# [Exercise brief]
Below are some records; copy each line in them that contains "ffffff".

*** Opening Information supplied ***

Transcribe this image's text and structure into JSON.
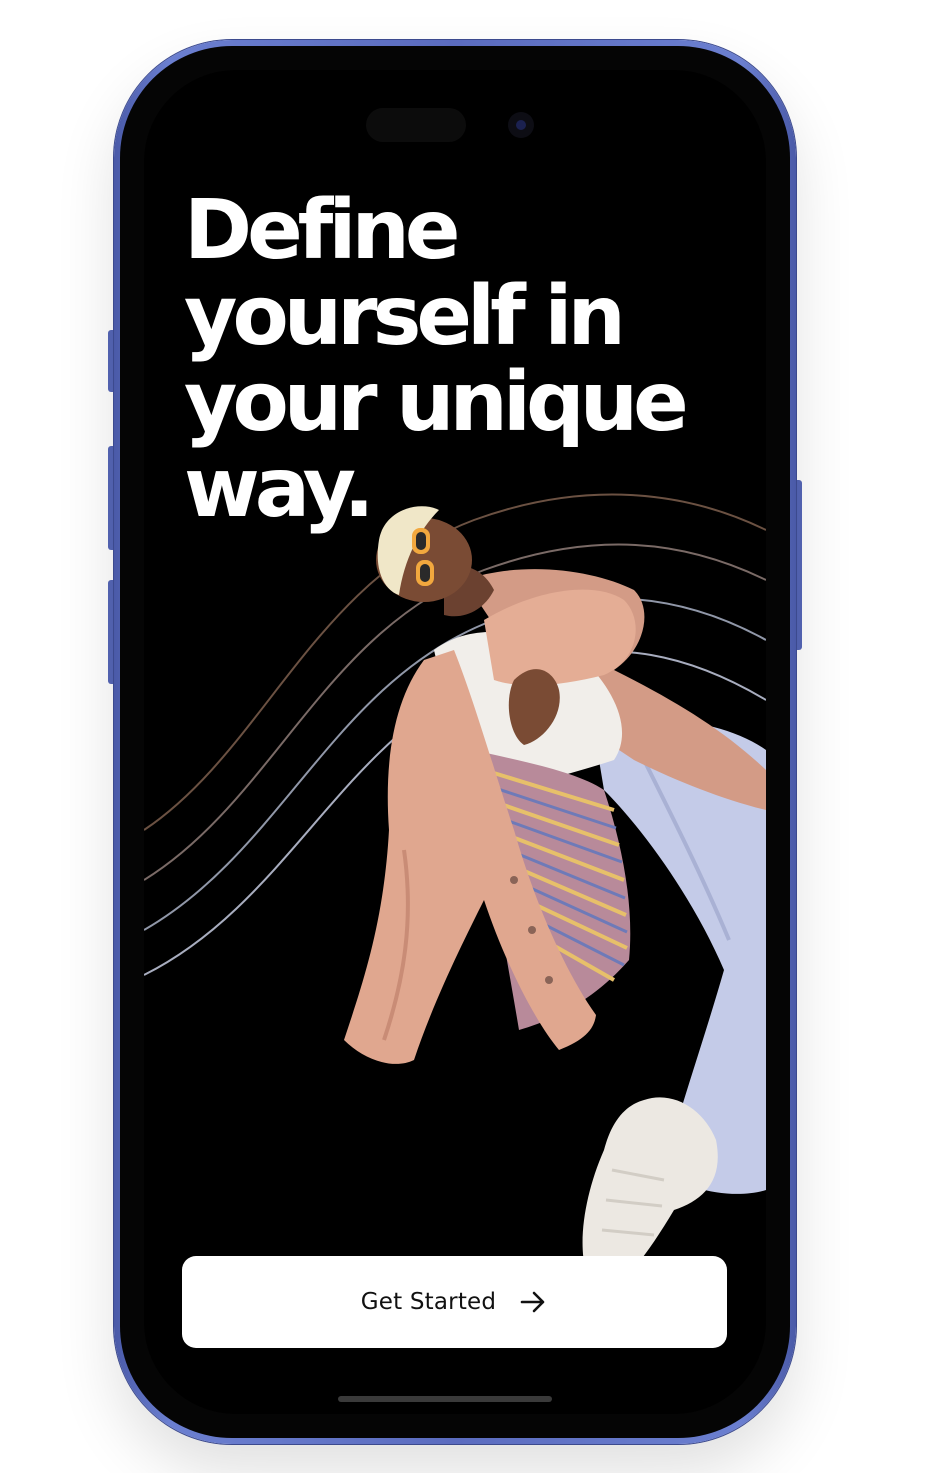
{
  "onboarding": {
    "headline_line1": "Define",
    "headline_line2": "yourself in",
    "headline_line3": "your unique",
    "headline_line4": "way.",
    "cta_label": "Get Started"
  },
  "icons": {
    "cta": "arrow-right-icon"
  },
  "colors": {
    "screen_background": "#000000",
    "text_primary": "#ffffff",
    "button_background": "#ffffff",
    "button_text": "#111111",
    "frame": "#5b6cbf",
    "coat": "#e0a78f",
    "pants": "#c4cbe8",
    "shoes": "#ece8e2"
  }
}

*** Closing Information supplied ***

# [Task answer]
    "text_primary": "#ffffff",
    "button_background": "#ffffff",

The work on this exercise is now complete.